**HOW TO COMPLETE THIS TASK**
Output all entries below exactly as they are given.

[App and web page records]
====

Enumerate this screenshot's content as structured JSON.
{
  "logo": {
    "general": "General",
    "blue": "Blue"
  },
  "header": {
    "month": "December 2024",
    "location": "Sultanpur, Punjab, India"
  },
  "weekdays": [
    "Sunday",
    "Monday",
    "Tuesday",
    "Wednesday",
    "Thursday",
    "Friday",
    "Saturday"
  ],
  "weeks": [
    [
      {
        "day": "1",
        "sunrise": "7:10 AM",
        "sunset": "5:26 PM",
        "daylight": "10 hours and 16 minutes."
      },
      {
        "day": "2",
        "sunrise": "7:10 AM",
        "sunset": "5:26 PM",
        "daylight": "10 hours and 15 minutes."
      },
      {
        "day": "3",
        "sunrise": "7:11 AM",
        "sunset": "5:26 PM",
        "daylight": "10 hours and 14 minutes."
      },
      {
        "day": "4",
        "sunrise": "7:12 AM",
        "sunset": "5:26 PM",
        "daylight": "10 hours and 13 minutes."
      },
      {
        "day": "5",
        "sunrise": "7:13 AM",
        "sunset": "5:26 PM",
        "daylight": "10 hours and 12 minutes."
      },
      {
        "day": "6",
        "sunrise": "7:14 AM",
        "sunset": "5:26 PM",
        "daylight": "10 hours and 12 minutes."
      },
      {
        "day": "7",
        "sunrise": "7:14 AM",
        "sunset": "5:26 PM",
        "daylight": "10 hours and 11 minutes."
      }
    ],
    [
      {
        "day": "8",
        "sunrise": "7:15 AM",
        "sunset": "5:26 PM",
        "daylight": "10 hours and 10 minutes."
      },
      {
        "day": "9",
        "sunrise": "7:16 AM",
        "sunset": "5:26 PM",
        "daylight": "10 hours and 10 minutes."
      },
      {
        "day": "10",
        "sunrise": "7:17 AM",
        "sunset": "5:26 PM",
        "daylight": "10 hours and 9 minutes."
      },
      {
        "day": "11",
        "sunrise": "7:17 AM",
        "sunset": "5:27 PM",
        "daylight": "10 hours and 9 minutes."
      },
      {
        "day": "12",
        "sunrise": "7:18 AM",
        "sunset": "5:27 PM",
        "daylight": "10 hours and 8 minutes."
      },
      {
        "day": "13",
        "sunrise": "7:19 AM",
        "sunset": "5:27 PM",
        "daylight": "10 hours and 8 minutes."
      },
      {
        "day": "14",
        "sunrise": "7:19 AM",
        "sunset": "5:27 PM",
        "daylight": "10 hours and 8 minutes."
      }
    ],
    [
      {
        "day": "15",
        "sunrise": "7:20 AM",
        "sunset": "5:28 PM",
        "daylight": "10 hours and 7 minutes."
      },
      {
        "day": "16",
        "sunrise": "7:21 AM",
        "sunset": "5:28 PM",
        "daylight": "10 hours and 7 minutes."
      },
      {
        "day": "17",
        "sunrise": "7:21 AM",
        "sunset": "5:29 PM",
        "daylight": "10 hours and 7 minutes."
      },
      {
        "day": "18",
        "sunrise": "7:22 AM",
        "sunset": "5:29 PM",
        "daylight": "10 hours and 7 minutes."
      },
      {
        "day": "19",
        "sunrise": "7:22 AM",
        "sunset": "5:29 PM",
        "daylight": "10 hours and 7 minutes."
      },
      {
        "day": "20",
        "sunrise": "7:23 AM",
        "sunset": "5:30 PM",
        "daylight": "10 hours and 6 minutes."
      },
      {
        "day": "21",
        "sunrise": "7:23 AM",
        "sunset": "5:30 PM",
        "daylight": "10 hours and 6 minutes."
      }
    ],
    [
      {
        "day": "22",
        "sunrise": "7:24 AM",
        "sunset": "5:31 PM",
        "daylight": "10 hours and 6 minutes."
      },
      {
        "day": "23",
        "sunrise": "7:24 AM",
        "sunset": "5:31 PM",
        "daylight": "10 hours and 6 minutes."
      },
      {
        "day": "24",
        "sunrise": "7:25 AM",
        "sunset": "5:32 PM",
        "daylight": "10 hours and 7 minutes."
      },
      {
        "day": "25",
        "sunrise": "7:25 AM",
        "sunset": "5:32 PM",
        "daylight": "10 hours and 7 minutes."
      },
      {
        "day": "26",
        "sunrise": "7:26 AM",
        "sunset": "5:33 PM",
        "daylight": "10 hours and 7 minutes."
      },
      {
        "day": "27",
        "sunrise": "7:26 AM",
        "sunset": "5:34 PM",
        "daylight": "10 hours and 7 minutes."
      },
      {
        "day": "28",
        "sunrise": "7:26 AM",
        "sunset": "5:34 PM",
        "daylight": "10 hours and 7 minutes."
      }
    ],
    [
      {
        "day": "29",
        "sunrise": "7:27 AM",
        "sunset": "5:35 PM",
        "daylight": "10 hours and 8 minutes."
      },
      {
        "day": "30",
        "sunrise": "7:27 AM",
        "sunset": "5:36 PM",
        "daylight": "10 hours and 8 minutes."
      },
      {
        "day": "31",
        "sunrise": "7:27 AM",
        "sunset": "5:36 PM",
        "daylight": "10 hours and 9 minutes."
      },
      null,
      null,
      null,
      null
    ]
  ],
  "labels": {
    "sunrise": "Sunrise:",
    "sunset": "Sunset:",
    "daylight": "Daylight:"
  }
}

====

**SOLUTION TO THE EXERCISE**
Enumerate this screenshot's content as structured JSON.
{
  "logo": {
    "general": "General",
    "blue": "Blue"
  },
  "header": {
    "month": "December 2024",
    "location": "Sultanpur, Punjab, India"
  },
  "weekdays": [
    "Sunday",
    "Monday",
    "Tuesday",
    "Wednesday",
    "Thursday",
    "Friday",
    "Saturday"
  ],
  "weeks": [
    [
      {
        "day": "1",
        "sunrise": "7:10 AM",
        "sunset": "5:26 PM",
        "daylight": "10 hours and 16 minutes."
      },
      {
        "day": "2",
        "sunrise": "7:10 AM",
        "sunset": "5:26 PM",
        "daylight": "10 hours and 15 minutes."
      },
      {
        "day": "3",
        "sunrise": "7:11 AM",
        "sunset": "5:26 PM",
        "daylight": "10 hours and 14 minutes."
      },
      {
        "day": "4",
        "sunrise": "7:12 AM",
        "sunset": "5:26 PM",
        "daylight": "10 hours and 13 minutes."
      },
      {
        "day": "5",
        "sunrise": "7:13 AM",
        "sunset": "5:26 PM",
        "daylight": "10 hours and 12 minutes."
      },
      {
        "day": "6",
        "sunrise": "7:14 AM",
        "sunset": "5:26 PM",
        "daylight": "10 hours and 12 minutes."
      },
      {
        "day": "7",
        "sunrise": "7:14 AM",
        "sunset": "5:26 PM",
        "daylight": "10 hours and 11 minutes."
      }
    ],
    [
      {
        "day": "8",
        "sunrise": "7:15 AM",
        "sunset": "5:26 PM",
        "daylight": "10 hours and 10 minutes."
      },
      {
        "day": "9",
        "sunrise": "7:16 AM",
        "sunset": "5:26 PM",
        "daylight": "10 hours and 10 minutes."
      },
      {
        "day": "10",
        "sunrise": "7:17 AM",
        "sunset": "5:26 PM",
        "daylight": "10 hours and 9 minutes."
      },
      {
        "day": "11",
        "sunrise": "7:17 AM",
        "sunset": "5:27 PM",
        "daylight": "10 hours and 9 minutes."
      },
      {
        "day": "12",
        "sunrise": "7:18 AM",
        "sunset": "5:27 PM",
        "daylight": "10 hours and 8 minutes."
      },
      {
        "day": "13",
        "sunrise": "7:19 AM",
        "sunset": "5:27 PM",
        "daylight": "10 hours and 8 minutes."
      },
      {
        "day": "14",
        "sunrise": "7:19 AM",
        "sunset": "5:27 PM",
        "daylight": "10 hours and 8 minutes."
      }
    ],
    [
      {
        "day": "15",
        "sunrise": "7:20 AM",
        "sunset": "5:28 PM",
        "daylight": "10 hours and 7 minutes."
      },
      {
        "day": "16",
        "sunrise": "7:21 AM",
        "sunset": "5:28 PM",
        "daylight": "10 hours and 7 minutes."
      },
      {
        "day": "17",
        "sunrise": "7:21 AM",
        "sunset": "5:29 PM",
        "daylight": "10 hours and 7 minutes."
      },
      {
        "day": "18",
        "sunrise": "7:22 AM",
        "sunset": "5:29 PM",
        "daylight": "10 hours and 7 minutes."
      },
      {
        "day": "19",
        "sunrise": "7:22 AM",
        "sunset": "5:29 PM",
        "daylight": "10 hours and 7 minutes."
      },
      {
        "day": "20",
        "sunrise": "7:23 AM",
        "sunset": "5:30 PM",
        "daylight": "10 hours and 6 minutes."
      },
      {
        "day": "21",
        "sunrise": "7:23 AM",
        "sunset": "5:30 PM",
        "daylight": "10 hours and 6 minutes."
      }
    ],
    [
      {
        "day": "22",
        "sunrise": "7:24 AM",
        "sunset": "5:31 PM",
        "daylight": "10 hours and 6 minutes."
      },
      {
        "day": "23",
        "sunrise": "7:24 AM",
        "sunset": "5:31 PM",
        "daylight": "10 hours and 6 minutes."
      },
      {
        "day": "24",
        "sunrise": "7:25 AM",
        "sunset": "5:32 PM",
        "daylight": "10 hours and 7 minutes."
      },
      {
        "day": "25",
        "sunrise": "7:25 AM",
        "sunset": "5:32 PM",
        "daylight": "10 hours and 7 minutes."
      },
      {
        "day": "26",
        "sunrise": "7:26 AM",
        "sunset": "5:33 PM",
        "daylight": "10 hours and 7 minutes."
      },
      {
        "day": "27",
        "sunrise": "7:26 AM",
        "sunset": "5:34 PM",
        "daylight": "10 hours and 7 minutes."
      },
      {
        "day": "28",
        "sunrise": "7:26 AM",
        "sunset": "5:34 PM",
        "daylight": "10 hours and 7 minutes."
      }
    ],
    [
      {
        "day": "29",
        "sunrise": "7:27 AM",
        "sunset": "5:35 PM",
        "daylight": "10 hours and 8 minutes."
      },
      {
        "day": "30",
        "sunrise": "7:27 AM",
        "sunset": "5:36 PM",
        "daylight": "10 hours and 8 minutes."
      },
      {
        "day": "31",
        "sunrise": "7:27 AM",
        "sunset": "5:36 PM",
        "daylight": "10 hours and 9 minutes."
      },
      null,
      null,
      null,
      null
    ]
  ],
  "labels": {
    "sunrise": "Sunrise:",
    "sunset": "Sunset:",
    "daylight": "Daylight:"
  }
}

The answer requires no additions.